The two patients had both received stool from Mass General that came from the same donor. While the hospital had screened the stool for C difficile and the presence of drug-resistant pathogens by the hospital, it had not screened it for ESBL-producing E coli. The authors of the paper could not conclusively attribute the infections to FMT, but suspected the patients likely acquired the pathogen from the procedure.

RESOURCE:  http://www.cidrap.umn.edu/news-perspective/2020/03/fda-warns-about-infections-linked-fecal-microbiota-transplants?utm_source=dlvr.it&utm_medium

 

 

National and State Healthcare-associated Infection (HAI) Progress Report from the CDC 2019

Between 2016 and 2017, healthcare-associated infections decreased in the United States, according to the most recent National and State HAI Progress Report   from the CDC.

The report includes a summary of rates for select HAIs across four settings: acute care hospitals, critical access hospitals, inpatient rehabilitation facilities and long-term acute care hospitals.

Key findings from the report include:

1. Central line-associated bloodstream infections saw a 9 percent decrease, with the largest decrease occurring in hospital wards.

2. Catheter-associated urinary tract infections dropped by 5 percent, with ICUs showing the largest decrease of 8 percent.

3. Methicillin-resistant Staphylococcus aureus bacteremia declined by 8 percent and Clostridioides difficile events reduced by 13 percent.

4. Ventilator-associated events and surgical site infections both decreased, by 3 percent and 1 percent respectively.

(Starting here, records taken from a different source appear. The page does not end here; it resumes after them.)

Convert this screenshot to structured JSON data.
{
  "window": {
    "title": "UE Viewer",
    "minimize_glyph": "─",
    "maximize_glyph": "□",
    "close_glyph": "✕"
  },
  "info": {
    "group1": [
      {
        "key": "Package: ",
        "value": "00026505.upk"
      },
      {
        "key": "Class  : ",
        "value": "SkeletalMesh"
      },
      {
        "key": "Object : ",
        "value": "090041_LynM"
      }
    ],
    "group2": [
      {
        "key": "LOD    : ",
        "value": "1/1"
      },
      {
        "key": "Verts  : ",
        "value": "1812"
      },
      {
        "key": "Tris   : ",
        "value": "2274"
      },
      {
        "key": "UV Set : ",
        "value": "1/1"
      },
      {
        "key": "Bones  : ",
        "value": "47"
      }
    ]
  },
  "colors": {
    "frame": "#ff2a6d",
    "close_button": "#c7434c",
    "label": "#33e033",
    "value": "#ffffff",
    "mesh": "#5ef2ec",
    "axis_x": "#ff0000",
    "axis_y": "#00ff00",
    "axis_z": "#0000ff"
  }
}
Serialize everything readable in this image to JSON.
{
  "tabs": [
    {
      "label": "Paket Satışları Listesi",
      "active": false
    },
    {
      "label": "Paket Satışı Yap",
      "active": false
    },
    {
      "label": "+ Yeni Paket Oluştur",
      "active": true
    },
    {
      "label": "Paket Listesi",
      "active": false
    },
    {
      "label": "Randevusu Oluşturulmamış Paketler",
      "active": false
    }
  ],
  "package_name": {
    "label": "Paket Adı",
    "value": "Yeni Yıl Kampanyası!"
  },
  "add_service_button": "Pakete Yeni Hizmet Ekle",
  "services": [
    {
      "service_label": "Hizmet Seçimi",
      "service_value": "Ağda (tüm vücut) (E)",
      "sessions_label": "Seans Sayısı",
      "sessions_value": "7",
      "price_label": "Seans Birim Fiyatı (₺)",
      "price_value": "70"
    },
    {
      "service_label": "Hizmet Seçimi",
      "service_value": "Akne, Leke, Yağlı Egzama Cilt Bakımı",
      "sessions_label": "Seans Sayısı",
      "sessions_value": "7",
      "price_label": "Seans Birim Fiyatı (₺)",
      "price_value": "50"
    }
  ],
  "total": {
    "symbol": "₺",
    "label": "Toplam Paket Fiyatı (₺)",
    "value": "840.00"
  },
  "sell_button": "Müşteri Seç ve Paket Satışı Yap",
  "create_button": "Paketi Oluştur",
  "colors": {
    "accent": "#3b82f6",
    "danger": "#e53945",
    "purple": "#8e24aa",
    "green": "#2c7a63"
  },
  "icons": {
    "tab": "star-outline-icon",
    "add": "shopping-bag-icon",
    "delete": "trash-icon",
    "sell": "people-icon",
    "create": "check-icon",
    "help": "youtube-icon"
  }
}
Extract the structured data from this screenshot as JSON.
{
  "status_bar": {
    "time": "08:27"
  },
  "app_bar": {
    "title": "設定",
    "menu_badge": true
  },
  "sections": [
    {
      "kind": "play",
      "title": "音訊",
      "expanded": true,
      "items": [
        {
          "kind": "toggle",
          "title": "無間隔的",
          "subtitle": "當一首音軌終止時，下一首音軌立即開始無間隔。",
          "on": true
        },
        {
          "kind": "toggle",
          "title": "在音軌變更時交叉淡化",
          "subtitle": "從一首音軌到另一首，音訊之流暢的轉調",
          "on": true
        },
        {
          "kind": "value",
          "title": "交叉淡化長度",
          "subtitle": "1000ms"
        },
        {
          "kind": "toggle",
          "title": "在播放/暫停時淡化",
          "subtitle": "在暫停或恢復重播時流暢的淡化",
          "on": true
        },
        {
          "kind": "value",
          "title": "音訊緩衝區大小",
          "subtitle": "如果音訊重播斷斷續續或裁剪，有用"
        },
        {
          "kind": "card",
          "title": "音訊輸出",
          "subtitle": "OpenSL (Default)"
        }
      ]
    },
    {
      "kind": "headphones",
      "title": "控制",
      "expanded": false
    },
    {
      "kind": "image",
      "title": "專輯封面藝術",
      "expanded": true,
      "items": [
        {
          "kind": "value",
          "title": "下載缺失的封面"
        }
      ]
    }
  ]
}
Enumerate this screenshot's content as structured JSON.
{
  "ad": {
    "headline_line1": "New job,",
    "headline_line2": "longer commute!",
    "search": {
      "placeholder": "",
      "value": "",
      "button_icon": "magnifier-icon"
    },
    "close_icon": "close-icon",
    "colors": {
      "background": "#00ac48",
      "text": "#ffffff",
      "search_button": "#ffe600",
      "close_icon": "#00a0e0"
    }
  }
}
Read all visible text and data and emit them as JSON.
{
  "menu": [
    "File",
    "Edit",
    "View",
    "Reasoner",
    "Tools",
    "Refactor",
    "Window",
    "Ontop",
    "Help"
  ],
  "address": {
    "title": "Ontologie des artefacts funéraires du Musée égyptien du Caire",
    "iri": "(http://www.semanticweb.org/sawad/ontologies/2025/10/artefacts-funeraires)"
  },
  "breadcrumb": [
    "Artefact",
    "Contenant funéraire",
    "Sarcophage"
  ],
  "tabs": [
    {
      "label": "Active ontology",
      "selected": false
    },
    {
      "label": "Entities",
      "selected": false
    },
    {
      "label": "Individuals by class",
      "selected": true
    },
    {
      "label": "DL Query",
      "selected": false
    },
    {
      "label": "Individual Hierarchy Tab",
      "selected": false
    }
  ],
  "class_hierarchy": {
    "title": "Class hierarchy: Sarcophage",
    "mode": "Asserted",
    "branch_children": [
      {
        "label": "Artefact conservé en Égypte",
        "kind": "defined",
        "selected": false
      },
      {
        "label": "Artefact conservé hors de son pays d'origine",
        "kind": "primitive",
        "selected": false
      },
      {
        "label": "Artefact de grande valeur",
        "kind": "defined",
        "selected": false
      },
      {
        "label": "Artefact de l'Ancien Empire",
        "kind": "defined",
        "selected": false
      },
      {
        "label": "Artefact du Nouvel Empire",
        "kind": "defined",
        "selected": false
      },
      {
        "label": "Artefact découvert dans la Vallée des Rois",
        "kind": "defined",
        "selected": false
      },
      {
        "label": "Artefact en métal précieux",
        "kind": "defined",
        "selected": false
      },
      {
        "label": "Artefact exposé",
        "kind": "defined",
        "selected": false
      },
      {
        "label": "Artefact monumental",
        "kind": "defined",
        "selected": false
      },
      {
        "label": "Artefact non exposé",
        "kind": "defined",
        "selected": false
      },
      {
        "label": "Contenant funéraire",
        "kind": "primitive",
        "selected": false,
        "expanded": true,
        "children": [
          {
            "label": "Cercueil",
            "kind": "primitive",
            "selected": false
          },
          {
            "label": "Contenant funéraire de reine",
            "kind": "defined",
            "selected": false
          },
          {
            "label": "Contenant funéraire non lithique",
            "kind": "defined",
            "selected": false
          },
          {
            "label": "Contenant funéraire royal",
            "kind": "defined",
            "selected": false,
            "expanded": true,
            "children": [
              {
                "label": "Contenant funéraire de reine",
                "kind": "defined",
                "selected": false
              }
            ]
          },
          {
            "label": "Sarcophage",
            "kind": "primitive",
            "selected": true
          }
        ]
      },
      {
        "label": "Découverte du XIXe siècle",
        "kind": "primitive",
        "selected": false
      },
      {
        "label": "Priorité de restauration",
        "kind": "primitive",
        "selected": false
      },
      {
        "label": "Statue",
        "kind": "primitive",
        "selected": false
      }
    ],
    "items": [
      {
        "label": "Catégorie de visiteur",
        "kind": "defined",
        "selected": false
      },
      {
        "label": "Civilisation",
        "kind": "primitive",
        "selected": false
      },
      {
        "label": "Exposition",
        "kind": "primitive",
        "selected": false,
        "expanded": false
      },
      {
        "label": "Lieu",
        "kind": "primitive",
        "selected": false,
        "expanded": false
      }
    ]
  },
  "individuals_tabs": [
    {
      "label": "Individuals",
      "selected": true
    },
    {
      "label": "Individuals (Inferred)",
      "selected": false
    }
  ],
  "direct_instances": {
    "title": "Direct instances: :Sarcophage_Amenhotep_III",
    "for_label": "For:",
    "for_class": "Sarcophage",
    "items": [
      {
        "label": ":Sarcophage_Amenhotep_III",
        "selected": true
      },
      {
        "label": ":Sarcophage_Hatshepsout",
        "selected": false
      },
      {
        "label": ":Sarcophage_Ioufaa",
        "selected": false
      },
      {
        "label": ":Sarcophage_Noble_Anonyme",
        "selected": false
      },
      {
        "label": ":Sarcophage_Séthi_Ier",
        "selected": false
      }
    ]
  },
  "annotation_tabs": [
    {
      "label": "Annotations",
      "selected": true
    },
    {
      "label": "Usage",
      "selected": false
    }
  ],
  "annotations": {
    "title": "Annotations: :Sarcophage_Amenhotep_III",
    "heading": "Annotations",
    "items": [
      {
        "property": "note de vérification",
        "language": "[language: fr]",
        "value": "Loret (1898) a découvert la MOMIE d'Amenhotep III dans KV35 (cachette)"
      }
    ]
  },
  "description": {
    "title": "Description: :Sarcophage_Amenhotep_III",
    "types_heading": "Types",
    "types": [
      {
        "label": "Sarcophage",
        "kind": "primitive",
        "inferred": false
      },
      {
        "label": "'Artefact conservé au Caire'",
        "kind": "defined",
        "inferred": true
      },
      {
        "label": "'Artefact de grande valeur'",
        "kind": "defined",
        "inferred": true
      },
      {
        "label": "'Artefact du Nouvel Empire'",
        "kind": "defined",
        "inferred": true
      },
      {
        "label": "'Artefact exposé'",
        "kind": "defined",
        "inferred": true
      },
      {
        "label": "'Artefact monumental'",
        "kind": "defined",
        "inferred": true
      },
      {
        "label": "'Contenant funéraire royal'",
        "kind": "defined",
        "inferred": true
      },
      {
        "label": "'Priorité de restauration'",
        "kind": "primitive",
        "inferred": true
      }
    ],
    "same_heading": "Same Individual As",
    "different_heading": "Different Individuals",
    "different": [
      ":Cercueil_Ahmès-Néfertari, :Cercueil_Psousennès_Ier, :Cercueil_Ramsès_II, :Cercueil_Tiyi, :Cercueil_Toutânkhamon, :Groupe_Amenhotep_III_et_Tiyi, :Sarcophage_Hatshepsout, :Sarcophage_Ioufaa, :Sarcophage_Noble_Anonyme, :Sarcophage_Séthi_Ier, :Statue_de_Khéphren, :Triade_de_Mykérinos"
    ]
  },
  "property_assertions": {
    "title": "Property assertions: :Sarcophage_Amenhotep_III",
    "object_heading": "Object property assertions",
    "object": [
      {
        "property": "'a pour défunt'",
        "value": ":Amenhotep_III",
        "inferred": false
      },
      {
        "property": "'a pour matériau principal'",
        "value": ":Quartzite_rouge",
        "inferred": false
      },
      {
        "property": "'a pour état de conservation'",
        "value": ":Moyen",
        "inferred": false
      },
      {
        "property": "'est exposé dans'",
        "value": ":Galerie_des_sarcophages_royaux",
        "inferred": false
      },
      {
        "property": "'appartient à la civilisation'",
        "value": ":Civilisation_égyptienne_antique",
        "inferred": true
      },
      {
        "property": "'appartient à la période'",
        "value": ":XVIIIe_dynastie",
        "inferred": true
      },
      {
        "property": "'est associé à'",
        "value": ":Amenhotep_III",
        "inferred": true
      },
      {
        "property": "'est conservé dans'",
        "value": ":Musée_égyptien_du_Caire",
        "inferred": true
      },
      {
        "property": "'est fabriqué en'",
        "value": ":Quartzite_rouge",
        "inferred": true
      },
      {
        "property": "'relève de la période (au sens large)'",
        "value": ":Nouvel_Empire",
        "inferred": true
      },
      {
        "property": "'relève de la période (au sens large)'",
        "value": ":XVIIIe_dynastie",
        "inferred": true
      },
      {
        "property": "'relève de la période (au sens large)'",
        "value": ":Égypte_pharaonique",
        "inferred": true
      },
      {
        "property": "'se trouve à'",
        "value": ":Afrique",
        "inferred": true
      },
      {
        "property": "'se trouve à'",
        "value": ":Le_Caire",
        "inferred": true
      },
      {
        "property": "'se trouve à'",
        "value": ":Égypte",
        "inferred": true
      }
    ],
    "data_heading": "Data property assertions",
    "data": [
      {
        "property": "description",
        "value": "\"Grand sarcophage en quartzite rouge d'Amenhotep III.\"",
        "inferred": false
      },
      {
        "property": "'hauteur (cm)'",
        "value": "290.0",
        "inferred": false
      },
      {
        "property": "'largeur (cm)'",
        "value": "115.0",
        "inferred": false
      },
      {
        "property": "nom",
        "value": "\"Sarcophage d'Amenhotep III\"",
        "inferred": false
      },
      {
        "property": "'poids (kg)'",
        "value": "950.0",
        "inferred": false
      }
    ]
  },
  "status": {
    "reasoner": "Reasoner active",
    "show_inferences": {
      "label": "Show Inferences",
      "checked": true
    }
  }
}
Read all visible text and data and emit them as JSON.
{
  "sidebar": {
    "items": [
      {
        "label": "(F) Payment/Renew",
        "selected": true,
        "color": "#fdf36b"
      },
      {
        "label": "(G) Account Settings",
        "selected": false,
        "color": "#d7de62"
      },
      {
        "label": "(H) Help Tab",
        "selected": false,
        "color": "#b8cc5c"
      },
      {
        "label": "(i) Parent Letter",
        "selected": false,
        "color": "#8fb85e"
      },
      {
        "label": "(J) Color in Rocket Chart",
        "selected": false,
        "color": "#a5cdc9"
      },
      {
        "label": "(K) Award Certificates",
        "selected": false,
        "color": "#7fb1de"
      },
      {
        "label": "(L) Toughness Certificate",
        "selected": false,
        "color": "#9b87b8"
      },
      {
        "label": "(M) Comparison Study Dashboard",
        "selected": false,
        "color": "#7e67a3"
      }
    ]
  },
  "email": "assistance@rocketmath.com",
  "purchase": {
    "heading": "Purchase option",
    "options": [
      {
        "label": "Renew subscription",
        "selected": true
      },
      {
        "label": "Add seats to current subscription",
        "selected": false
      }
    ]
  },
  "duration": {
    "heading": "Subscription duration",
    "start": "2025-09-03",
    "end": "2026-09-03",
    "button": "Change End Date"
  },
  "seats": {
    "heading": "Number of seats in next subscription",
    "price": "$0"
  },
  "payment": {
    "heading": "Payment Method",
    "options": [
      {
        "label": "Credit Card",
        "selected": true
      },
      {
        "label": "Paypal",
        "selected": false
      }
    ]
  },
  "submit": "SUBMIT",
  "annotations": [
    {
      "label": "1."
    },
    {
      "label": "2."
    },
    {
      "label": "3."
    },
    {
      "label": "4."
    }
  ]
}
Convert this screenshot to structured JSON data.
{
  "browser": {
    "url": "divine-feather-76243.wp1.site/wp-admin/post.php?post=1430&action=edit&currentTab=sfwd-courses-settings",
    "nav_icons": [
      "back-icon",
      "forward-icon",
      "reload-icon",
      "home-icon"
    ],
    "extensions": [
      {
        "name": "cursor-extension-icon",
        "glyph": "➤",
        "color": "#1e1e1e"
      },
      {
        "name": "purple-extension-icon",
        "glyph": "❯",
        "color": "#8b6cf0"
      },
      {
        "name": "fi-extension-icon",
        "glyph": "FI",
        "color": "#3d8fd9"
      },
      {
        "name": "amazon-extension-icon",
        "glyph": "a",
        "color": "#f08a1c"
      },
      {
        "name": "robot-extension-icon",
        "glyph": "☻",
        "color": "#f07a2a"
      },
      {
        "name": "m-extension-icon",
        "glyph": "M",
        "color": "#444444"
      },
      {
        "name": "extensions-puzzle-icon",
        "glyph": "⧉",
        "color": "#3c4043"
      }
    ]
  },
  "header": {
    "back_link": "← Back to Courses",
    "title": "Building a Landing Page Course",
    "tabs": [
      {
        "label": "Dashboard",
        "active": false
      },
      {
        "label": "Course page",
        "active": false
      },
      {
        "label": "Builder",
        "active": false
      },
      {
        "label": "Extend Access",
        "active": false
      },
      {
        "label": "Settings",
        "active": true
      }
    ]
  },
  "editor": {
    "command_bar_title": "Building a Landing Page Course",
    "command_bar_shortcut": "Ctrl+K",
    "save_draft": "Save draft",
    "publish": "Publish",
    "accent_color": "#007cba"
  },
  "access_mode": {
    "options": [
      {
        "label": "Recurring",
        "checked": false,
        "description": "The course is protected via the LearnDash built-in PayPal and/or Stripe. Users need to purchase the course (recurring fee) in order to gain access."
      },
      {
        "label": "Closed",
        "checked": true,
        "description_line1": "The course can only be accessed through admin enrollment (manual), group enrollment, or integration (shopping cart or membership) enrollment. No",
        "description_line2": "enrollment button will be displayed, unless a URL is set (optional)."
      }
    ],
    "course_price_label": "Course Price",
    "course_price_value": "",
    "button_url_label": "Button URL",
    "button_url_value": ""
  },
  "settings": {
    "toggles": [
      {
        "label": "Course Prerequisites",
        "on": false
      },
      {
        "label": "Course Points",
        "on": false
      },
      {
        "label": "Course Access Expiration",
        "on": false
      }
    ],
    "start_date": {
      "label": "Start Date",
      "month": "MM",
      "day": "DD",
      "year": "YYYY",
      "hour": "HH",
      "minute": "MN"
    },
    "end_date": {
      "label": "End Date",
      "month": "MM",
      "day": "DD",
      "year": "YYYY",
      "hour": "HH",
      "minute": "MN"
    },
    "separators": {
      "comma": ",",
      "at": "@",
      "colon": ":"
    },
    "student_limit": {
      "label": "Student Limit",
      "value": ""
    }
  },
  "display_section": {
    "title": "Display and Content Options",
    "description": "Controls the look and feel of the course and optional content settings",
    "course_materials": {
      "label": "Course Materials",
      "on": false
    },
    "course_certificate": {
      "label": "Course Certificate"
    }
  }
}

The decrease in SSIs was related to 10 procedures tracked in the report.

5. There were no significant decreases or increases in abdominal hysterectomy SSIs and colon surgery SSIs.

 

Source:  https://www.beckershospitalreview.com/quality/hais-decreased-in-2017-c-diff-down-13-mrsa-down-8.html